Local community as an actor in negotiating local cooperation agreements with mining industry: case of Mongolia
Oyuntuya Shagdarsuren (University of Bonn)
Paper short abstract:
Widening the participation in natural resource governance is an important aspect of development projects working in the extractive sector. This paper explores one such initiative aimed at improving the flow of benefits from mineral resources to local communities through Local Cooperation Agreements.
Paper long abstract:

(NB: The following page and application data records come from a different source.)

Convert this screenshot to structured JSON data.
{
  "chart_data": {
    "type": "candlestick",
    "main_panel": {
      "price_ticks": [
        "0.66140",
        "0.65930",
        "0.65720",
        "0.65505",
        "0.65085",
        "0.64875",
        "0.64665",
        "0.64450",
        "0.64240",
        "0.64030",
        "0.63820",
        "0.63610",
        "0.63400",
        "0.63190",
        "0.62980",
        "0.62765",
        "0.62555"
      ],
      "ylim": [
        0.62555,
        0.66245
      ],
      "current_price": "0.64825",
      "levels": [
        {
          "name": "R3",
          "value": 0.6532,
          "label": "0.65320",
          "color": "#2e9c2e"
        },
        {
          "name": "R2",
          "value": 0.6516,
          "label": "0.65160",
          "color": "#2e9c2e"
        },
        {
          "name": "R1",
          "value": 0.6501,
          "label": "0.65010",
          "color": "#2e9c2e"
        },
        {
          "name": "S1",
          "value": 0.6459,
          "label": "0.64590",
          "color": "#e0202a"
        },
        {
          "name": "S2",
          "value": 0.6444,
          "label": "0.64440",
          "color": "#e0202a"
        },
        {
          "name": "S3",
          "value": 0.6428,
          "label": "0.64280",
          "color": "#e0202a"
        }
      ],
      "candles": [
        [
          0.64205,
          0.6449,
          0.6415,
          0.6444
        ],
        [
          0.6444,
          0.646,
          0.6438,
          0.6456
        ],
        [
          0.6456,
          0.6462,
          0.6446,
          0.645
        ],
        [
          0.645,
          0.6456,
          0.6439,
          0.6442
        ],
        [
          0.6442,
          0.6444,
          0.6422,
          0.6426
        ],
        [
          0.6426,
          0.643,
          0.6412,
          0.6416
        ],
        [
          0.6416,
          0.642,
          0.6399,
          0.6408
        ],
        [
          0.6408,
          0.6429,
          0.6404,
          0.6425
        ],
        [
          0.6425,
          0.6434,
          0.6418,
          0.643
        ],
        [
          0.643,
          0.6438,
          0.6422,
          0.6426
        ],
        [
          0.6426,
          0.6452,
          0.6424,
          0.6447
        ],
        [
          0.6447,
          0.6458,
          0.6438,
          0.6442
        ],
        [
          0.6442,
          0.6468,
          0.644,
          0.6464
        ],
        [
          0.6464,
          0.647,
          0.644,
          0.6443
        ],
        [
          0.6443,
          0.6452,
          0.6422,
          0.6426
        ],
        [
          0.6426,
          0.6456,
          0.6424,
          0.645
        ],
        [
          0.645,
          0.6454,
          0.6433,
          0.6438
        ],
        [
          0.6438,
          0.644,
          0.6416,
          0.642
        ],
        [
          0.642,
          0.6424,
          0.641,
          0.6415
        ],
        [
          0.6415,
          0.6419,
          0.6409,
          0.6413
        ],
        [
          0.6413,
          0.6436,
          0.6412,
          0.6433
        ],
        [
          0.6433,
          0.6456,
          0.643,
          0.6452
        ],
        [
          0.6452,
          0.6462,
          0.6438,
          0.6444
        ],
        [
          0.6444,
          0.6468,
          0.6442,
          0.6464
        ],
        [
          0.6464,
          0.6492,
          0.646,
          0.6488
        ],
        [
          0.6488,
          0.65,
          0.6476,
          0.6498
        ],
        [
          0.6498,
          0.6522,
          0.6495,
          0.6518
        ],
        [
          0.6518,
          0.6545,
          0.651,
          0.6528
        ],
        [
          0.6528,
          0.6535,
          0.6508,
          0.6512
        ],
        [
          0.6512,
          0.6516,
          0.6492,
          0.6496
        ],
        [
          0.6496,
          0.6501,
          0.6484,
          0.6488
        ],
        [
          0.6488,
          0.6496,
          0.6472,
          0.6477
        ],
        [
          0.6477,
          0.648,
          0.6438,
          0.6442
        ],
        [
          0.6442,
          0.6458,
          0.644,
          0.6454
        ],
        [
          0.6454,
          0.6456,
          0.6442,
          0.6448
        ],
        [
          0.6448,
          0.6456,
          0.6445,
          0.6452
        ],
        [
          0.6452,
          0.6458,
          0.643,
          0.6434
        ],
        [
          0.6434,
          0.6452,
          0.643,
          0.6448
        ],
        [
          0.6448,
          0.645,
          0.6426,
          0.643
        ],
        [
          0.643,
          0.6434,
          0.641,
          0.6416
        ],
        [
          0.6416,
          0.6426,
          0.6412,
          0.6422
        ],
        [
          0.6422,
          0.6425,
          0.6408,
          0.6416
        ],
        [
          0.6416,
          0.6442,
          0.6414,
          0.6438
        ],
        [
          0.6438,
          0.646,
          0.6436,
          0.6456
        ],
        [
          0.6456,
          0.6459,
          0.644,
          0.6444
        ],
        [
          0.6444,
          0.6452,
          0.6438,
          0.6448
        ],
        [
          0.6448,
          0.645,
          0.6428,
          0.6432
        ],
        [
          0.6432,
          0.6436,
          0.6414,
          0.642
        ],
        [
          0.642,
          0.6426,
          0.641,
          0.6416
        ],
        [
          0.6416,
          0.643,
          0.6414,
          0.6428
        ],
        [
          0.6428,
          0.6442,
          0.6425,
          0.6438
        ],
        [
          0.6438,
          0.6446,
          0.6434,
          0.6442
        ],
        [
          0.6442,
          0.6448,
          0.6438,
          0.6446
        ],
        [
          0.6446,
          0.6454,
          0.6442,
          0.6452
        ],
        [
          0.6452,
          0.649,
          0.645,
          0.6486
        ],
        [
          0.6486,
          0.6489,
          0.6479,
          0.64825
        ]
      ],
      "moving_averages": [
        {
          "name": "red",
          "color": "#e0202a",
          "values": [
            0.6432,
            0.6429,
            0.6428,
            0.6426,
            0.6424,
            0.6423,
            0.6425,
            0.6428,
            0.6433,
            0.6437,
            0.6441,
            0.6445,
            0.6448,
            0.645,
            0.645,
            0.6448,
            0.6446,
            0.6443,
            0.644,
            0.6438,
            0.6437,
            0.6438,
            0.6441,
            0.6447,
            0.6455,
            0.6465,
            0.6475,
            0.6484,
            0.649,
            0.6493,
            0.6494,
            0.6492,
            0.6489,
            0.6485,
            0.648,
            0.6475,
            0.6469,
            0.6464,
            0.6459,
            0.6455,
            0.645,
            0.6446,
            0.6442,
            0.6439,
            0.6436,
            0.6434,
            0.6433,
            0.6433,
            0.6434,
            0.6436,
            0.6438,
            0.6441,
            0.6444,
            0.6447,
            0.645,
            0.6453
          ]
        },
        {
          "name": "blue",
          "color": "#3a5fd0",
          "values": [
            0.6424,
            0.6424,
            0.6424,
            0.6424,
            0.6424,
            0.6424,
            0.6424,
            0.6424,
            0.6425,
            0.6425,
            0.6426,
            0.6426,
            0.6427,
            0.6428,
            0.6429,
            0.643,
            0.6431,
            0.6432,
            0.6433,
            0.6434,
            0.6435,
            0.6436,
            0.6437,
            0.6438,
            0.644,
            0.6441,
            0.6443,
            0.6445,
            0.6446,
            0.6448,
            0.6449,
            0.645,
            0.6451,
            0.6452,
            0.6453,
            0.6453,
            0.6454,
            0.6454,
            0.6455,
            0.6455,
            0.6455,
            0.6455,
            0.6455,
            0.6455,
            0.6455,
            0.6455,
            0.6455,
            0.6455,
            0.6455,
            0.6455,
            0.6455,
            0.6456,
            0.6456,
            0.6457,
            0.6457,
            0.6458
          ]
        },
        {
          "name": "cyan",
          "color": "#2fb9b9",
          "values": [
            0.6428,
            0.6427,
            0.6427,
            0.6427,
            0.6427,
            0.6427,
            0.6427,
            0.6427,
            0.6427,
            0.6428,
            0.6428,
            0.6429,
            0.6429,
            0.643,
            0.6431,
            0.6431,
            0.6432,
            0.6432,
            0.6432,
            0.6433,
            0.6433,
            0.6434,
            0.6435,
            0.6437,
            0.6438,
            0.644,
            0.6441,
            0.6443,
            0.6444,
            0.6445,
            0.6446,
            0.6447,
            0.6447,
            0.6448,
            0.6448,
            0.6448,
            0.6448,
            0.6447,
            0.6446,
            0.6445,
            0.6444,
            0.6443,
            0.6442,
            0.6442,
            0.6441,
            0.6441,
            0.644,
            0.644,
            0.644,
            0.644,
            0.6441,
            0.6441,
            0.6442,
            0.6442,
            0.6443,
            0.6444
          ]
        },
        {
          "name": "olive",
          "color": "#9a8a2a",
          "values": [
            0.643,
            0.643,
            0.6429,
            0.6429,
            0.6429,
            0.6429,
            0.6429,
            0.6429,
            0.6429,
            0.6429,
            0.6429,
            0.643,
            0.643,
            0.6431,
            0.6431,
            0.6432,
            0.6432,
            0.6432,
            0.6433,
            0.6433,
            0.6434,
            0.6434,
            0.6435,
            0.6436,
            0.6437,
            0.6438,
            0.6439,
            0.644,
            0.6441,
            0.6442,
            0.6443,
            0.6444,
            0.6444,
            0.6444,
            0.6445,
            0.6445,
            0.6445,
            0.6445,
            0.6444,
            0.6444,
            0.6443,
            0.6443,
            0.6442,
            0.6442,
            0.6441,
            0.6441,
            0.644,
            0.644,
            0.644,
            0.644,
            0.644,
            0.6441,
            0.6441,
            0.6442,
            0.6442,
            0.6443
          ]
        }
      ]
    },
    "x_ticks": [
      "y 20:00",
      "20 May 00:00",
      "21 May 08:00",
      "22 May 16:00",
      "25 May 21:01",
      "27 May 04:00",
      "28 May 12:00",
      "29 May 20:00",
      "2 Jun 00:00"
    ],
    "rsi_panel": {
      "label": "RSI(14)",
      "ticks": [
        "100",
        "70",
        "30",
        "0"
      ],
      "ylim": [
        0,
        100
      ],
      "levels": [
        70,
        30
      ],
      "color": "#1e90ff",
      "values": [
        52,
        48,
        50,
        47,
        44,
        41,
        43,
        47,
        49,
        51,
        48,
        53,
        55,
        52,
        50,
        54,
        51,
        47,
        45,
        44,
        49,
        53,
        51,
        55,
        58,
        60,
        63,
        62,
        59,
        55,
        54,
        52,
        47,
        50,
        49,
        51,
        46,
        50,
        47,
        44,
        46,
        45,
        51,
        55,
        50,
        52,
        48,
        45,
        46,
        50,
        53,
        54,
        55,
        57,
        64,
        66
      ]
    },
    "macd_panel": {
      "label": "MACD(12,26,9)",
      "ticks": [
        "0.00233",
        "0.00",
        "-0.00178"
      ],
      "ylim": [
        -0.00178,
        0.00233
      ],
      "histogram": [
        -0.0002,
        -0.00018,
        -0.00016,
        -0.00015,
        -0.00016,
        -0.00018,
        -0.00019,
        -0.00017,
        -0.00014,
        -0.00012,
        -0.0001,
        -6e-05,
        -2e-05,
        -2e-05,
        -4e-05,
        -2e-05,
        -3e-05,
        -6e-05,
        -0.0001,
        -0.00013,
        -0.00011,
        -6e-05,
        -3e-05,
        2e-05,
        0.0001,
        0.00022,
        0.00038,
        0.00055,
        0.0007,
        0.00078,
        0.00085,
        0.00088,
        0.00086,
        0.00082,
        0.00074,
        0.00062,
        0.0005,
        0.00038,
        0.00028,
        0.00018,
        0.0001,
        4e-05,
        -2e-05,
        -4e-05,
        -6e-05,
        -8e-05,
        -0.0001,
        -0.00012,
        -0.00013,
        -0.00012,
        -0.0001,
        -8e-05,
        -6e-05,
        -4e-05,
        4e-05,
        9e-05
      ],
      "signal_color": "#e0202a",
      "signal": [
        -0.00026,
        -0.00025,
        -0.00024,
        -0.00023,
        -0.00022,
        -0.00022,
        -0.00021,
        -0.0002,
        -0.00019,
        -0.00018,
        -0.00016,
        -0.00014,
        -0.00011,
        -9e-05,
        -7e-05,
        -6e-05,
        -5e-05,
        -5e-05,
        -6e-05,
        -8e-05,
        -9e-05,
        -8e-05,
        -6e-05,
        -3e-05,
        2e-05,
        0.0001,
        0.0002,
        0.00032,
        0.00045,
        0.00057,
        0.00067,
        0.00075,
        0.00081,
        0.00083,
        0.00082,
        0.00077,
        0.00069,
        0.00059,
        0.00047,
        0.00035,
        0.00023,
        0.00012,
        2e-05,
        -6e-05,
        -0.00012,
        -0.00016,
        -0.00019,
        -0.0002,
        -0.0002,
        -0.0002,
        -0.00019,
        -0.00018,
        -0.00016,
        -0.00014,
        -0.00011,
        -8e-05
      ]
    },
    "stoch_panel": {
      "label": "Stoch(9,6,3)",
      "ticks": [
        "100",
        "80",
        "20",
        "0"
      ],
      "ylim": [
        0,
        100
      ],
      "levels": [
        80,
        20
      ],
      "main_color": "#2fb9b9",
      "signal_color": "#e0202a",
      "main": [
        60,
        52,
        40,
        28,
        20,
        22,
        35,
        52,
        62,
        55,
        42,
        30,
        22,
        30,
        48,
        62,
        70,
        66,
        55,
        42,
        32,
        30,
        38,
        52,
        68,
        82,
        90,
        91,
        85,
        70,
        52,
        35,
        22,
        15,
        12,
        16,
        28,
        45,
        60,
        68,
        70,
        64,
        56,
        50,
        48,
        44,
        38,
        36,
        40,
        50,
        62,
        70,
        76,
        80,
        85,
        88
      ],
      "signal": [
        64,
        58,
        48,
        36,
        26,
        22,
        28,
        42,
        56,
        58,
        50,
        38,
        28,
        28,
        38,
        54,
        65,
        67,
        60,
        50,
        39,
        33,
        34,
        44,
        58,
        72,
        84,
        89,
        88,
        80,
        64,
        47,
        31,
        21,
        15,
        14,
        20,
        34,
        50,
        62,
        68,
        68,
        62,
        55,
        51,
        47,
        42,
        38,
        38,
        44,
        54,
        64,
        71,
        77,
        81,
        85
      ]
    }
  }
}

Developing countries rely heavily on natural resources both for trade and subsistence purposes. The management of these resources is governed by the state, however, the implementation of laws and policies requires an active involvement and cooperation with local communities. In recent decades, a broad range of user groups such as water monitoring groups, forest user groups and pasture user groups have been established in Mongolia with assistance of international donor projects. These actors represent local communities who form the joint user groups to help them engage in ongoing dialogue with other stakeholders. For management of mineral resources, the flow of benefits to the local community has emerged as a critical issue. A tri-partite and sometimes four-partite councils have been advocated and experimented for effective flow of investments for local development based on mineral resources. Local Cooperation Agreements are perceived as a tool to reduce conflicts and help create a constructive dialogue by facilitating the use of resources as well as ensuring investments into local communities. This paper explores the case of Mongolia specifically focusing on the policy and practice of engaging local communities in decisions and negotiations of local cooperation agreements.
- Acting on Climate change and the environment